--- Data excerpts Enclosed Below ---

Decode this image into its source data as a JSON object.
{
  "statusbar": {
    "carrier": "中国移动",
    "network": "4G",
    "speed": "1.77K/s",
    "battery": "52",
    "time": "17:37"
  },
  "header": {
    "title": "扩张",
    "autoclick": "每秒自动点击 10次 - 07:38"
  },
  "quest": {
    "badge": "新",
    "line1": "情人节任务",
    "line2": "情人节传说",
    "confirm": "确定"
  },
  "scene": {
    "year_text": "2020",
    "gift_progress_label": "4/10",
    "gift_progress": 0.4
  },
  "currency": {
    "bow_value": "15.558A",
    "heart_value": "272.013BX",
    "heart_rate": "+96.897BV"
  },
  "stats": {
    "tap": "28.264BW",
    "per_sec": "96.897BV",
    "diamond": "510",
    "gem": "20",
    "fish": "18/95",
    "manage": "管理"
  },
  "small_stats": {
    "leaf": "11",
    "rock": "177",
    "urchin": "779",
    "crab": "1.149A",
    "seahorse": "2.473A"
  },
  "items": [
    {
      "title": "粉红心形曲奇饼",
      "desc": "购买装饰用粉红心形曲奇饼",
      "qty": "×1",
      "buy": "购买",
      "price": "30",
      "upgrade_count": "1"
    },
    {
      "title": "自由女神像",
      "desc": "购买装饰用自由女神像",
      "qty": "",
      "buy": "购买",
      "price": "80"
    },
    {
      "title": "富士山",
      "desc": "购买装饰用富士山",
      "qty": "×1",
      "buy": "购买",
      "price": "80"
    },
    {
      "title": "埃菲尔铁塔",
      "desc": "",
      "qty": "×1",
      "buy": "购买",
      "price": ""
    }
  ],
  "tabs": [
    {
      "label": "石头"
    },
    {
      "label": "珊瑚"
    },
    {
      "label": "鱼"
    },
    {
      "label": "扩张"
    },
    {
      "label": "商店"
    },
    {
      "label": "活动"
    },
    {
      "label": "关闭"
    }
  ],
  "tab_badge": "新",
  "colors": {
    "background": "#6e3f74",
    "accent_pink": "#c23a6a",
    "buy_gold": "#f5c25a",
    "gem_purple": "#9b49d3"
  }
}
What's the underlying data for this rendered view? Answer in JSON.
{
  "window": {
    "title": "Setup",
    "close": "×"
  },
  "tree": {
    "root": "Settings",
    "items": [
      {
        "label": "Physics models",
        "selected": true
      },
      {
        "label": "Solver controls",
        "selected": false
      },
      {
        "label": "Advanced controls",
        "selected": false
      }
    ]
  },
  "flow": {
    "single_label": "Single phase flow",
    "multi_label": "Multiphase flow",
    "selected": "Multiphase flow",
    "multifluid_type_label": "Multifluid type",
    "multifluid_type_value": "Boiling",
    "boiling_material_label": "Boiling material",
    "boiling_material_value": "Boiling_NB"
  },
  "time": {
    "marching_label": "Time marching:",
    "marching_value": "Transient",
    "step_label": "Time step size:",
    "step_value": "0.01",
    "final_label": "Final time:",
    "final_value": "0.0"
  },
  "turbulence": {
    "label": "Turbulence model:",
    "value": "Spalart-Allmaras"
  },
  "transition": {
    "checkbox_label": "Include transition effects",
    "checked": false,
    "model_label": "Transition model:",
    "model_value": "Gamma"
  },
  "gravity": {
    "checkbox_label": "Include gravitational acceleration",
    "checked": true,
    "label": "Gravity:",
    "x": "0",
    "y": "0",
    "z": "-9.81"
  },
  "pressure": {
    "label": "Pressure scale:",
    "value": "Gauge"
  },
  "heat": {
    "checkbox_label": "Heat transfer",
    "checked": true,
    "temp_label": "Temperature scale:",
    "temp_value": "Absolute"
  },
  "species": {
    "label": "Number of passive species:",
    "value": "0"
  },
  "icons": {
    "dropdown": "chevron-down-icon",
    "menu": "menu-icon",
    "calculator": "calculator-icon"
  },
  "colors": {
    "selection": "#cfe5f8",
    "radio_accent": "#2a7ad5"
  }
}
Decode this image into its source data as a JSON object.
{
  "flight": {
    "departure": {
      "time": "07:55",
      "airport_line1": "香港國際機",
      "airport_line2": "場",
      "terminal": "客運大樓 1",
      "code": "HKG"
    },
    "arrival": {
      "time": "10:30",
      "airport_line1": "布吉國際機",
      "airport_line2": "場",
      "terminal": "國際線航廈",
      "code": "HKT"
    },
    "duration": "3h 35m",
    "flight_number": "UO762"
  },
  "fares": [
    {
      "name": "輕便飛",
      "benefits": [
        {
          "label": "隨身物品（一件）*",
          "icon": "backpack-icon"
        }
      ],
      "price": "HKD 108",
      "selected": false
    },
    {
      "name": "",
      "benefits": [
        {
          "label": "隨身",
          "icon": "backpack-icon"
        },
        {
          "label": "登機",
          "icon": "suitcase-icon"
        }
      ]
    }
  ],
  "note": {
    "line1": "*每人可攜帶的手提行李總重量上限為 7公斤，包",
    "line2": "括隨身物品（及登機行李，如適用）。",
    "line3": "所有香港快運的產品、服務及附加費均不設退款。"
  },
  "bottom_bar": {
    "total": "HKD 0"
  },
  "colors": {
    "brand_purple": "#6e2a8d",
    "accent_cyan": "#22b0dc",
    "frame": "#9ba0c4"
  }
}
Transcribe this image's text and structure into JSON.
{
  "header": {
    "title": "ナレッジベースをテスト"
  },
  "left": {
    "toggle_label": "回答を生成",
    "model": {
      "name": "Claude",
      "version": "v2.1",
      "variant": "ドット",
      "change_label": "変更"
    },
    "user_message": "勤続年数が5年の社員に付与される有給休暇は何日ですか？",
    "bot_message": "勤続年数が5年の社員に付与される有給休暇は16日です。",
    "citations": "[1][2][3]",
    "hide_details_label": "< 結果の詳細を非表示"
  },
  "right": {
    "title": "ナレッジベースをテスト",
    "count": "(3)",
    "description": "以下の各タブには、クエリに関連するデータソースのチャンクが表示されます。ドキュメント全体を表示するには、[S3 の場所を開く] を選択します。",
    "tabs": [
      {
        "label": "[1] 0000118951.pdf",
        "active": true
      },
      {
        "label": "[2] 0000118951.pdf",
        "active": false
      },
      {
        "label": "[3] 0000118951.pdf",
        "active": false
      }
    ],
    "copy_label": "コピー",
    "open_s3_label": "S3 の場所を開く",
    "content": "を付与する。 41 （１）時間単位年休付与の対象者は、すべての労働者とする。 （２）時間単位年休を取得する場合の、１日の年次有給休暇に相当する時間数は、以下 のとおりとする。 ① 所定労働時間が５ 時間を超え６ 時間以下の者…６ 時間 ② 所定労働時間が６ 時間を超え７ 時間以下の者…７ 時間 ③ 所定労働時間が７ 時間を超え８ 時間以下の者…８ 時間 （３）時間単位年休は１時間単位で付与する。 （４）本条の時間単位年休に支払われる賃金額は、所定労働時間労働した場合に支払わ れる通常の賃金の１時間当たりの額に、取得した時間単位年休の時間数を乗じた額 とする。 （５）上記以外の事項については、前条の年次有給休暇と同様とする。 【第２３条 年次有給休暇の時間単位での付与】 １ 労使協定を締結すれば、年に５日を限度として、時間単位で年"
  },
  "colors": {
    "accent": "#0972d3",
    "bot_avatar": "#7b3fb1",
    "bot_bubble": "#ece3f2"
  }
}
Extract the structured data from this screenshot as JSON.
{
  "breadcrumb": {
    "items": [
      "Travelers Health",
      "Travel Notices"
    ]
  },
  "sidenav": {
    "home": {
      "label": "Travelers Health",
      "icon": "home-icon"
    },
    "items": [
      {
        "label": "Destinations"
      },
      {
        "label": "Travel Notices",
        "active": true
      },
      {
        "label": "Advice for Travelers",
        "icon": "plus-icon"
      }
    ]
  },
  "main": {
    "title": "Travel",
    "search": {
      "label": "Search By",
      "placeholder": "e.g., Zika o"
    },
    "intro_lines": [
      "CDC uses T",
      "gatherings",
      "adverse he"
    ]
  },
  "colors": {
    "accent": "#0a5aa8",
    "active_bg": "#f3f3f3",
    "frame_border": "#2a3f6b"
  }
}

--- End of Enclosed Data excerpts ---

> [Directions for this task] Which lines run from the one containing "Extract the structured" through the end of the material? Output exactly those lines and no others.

> [Reply to the exercise]
Extract the structured data from this screenshot as JSON.
{
  "breadcrumb": {
    "items": [
      "Travelers Health",
      "Travel Notices"
    ]
  },
  "sidenav": {
    "home": {
      "label": "Travelers Health",
      "icon": "home-icon"
    },
    "items": [
      {
        "label": "Destinations"
      },
      {
        "label": "Travel Notices",
        "active": true
      },
      {
        "label": "Advice for Travelers",
        "icon": "plus-icon"
      }
    ]
  },
  "main": {
    "title": "Travel",
    "search": {
      "label": "Search By",
      "placeholder": "e.g., Zika o"
    },
    "intro_lines": [
      "CDC uses T",
      "gatherings",
      "adverse he"
    ]
  },
  "colors": {
    "accent": "#0a5aa8",
    "active_bg": "#f3f3f3",
    "frame_border": "#2a3f6b"
  }
}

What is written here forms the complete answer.